    Ooh, that does sound like a strange predicament. I’m not quite sure what I think about that. I mean, it’s great that the book managed to occupy your mind when you weren’t reading it, but it’s so weird that it couldn’t seem to do the same when you WERE. And since I’m a pretty impatient reader, the slow plot does not bode well for me.

    So overall, not really what I was expecting from this book, but I’m glad that you enjoyed it somewhat, Giselle. 🙂 I don’t think I’ll be giving this a go anytime soon — not sure if I’ll be able to enjoy it, based on the things you’ve said — because it sounds a little too weird for my taste. But still, wonderful review!

  6. Jenni

    I was so sad when I started reading this one and found out that it was a historical fiction novel, that cover is a LIE! In the end I did like it a bit, but I probably wouldn’t read it again. Though, like you said, book 4 was really good.

  7. Alexia @ Adventures in Reading

    I just started reading this one last night and I am having SUCH a hard time with it. I think that the writing style is really throwing me off. I didn’t even realize it was historical fiction. If I had known that, I wouldn’t have been in such a hurry to snap it up.

  8. Candace

    I had some issues with the setting and time period just because we never really KNOW. In the beginning I thought maybe it wasn’t historical, maybe it’s like this cult or something that lives away from society. This not knowing for quite awhile threw me for a loop. I’m glad you mostly enjoyed this one as well.

  9. Molli

    It’s historical?! That actually makes ME really want to read it. Plus, 2nd person narrative is so amazing, when done well. The premise has sort of been haunting me for awhile on this one. But I’ve SO been there where you aren’t enjoying actually reading a book, but you can’t stop thinking about it. So odd!

    Nice review, chica.

  10. Annie

    Yep, I had NO IDEA from the synopsis that this was historical fiction and the cover doesn’t do anything to spell it out which is unfortunate. Sounds like you were listless because something was missing – I’m feeling that way about City of Bones which is why it’s taking me soo long to get through right now, 🙁 Thanks for the honest review honey, it’s been really helpful.

  11. Marianne @ Boricuan Bookworms

    I’m so glad I read this review before I read the book. I had a lot of expectations for it, but now that I know it’s historical fiction (a genre I can’t seem to click with no matter how hard I try), I’ll know what I’m up against! Thanks! Great review.

  12. Shelly

    I heard this book was disturbing and strange but I had NO idea it’s in 2nd person narrative and that it’s historical fiction. I would have never guessed! The uniqueness of this book sounds compelling but I’m not sure if I’ll be interested while reading this book. Great review! 🙂

  13. Amy @ Book Loving Mom

    Huh, this sounds interesting, but I’m not sure I would really like it. I didn’t know this was historical fiction either.
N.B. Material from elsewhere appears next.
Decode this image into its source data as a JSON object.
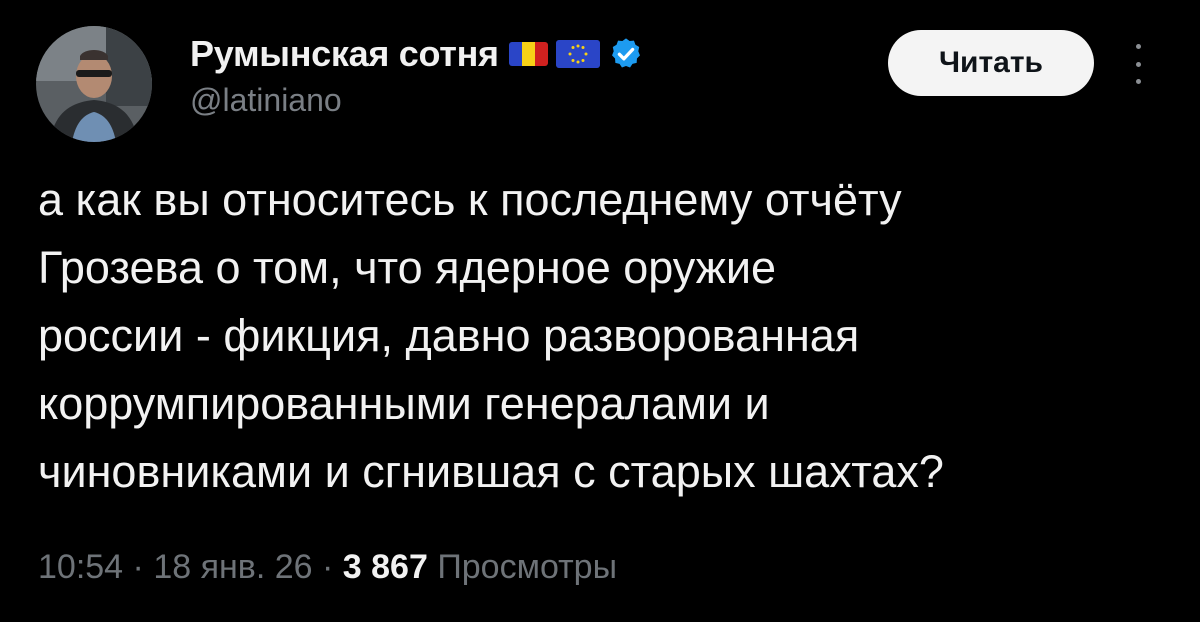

I have only read one book that starts off in kind of letter form, then changed to a first person narrative in the second part of the book. I kind of liked the writing style, but it did feel odd to read at times. Great review babe!!